(Web page and app entries)
+===+

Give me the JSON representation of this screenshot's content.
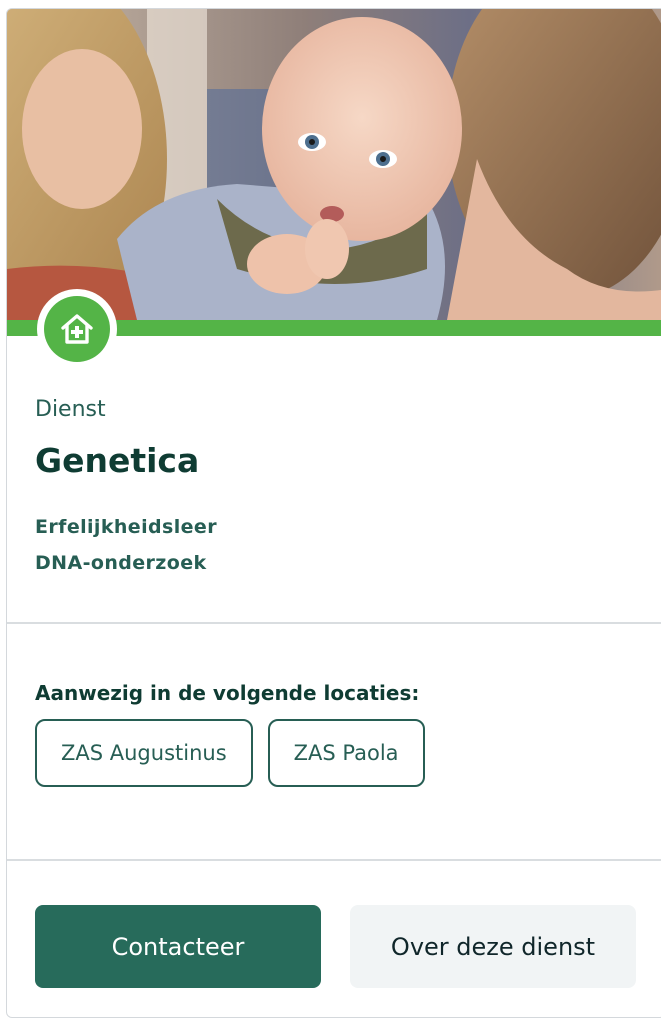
{
  "card": {
    "image_alt": "Baby held by mother",
    "icon": "hospital-house-icon",
    "category": "Dienst",
    "title": "Genetica",
    "subtopics": [
      "Erfelijkheidsleer",
      "DNA-onderzoek"
    ],
    "locations_heading": "Aanwezig in de volgende locaties:",
    "locations": [
      "ZAS Augustinus",
      "ZAS Paola"
    ],
    "actions": {
      "primary_label": "Contacteer",
      "secondary_label": "Over deze dienst"
    }
  },
  "colors": {
    "accent_green": "#54b447",
    "primary_button": "#276b5b",
    "heading_dark": "#0f3c33",
    "text_teal": "#275e54"
  }
}
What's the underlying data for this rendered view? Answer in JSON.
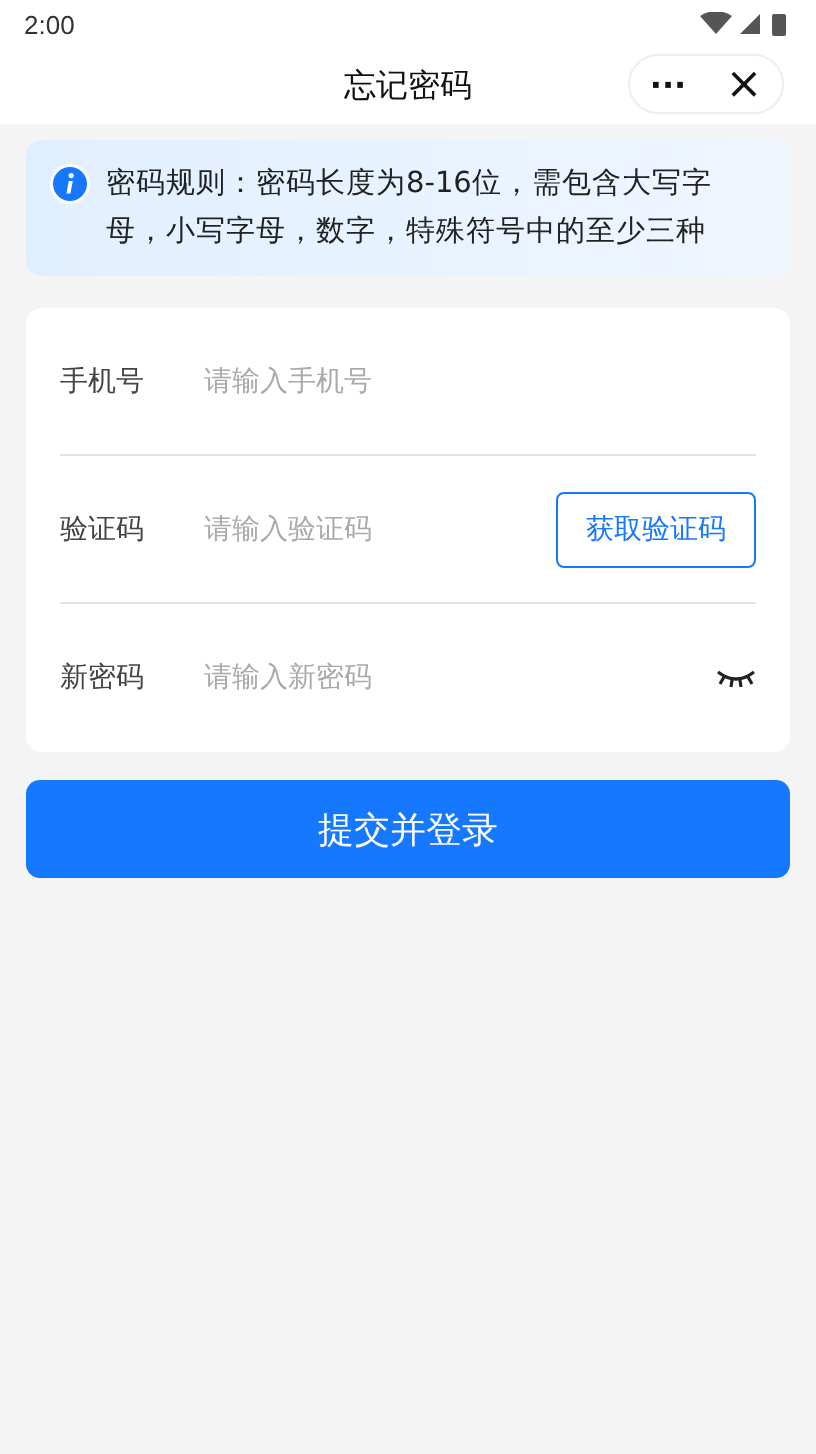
{
  "status_bar": {
    "time": "2:00"
  },
  "nav": {
    "title": "忘记密码",
    "more": "···",
    "close": "×"
  },
  "notice": {
    "text": "密码规则：密码长度为8-16位，需包含大写字母，小写字母，数字，特殊符号中的至少三种"
  },
  "fields": [
    {
      "kind": "text",
      "label": "手机号",
      "placeholder": "请输入手机号"
    },
    {
      "kind": "code",
      "label": "验证码",
      "placeholder": "请输入验证码",
      "button": "获取验证码"
    },
    {
      "kind": "password",
      "label": "新密码",
      "placeholder": "请输入新密码",
      "visible": false
    }
  ],
  "submit": "提交并登录"
}
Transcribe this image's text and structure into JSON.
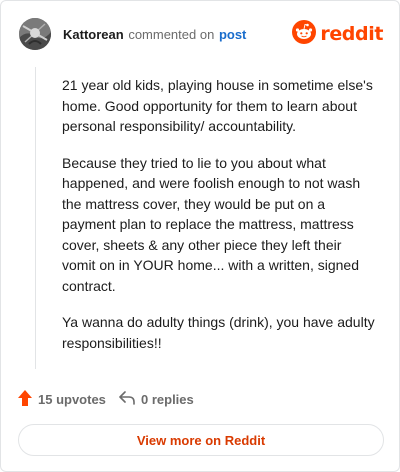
{
  "comment": {
    "username": "Kattorean",
    "action": "commented on",
    "post_link": "post",
    "paragraphs": [
      "21 year old kids, playing house in sometime else's home. Good opportunity for them to learn about personal responsibility/ accountability.",
      "Because they tried to lie to you about what happened, and were foolish enough to not wash the mattress cover, they would be put on a payment plan to replace the mattress, mattress cover, sheets & any other piece they left their vomit on in YOUR home... with a written, signed contract.",
      "Ya wanna do adulty things (drink), you have adulty responsibilities!!"
    ]
  },
  "brand": {
    "name": "reddit",
    "color": "#ff4500"
  },
  "footer": {
    "upvotes": "15 upvotes",
    "replies": "0 replies",
    "upvote_color": "#ff4500"
  },
  "cta": {
    "label": "View more on Reddit",
    "color": "#d93a00"
  }
}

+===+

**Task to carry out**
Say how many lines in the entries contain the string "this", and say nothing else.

**Reply**
3